Archaeologists with the Lower Mississippi Survey discovered the Terre Blanche Concession in 1971 on property owned by the International Paper Company. The site is located on Lower Woodville Road on the south side of St. Catherine Creek.

The Terre Blanche site, said Crawford, “is one of two that are arguably ‘ground zero’ for chattel slavery in the Natchez District, and archaeologically, very little of it remains.” Crawford noted her presentation will focus on the importance of this site.

Crawford is no stranger to Natchez. In fact, she has made many visits to the city. Over the years, she has worked with Concord Quarters and served as a guest speaker for the NHS and the Grand Village of the Natchez Indians. She is also involved with ongoing research projects in Natchez.

“Ms. Crawford is an expert on the history surrounding the Terre Blanche Conservancy and what its archeology tells us about Natchez’s early history,” said Alan Wolf, a director of NHS and its program chair. “She’s not to be missed by anyone interested in our native and colonial past.”

Crawford is a graduate of the University of Mississippi, where she earned a bachelor’s degree in English. She holds a master’s degree in Anthropology with an emphasis in Archaeology.

Crawford’s organization, The Archaeological Conservancy, is considered “the only national non-profit organization dedicated to acquiring and preserving America’s most important cultural sites,” according to the agency’s website. In addition to identifying and acquiring “the most significant archaeological sites in the United States,” the Conservancy helps to preserve these sites.

As regional director, Crawford manages Conservancy properties in eight southeastern states from her office in Marks.
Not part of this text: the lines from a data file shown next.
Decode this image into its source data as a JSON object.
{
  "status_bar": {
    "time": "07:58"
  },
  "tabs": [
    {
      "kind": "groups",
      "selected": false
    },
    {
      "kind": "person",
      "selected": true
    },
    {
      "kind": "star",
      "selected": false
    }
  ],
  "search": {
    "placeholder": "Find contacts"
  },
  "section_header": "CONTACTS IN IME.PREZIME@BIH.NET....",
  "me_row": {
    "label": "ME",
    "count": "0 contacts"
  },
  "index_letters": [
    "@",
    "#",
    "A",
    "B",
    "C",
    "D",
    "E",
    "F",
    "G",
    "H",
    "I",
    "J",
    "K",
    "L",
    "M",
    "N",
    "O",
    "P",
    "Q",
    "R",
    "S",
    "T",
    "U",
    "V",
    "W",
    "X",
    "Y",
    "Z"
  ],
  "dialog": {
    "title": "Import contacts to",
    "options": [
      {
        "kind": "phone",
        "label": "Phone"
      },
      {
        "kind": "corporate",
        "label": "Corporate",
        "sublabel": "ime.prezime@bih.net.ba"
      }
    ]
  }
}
She oversees research and works to acquire additional properties, which is made possible by purchase, donation or by holding easements, Crawford said.

Additionally, Crawford plans and guides a week-long educational tour of Southeastern archaeological sites.

For more information, call 601-492-3000 or send email to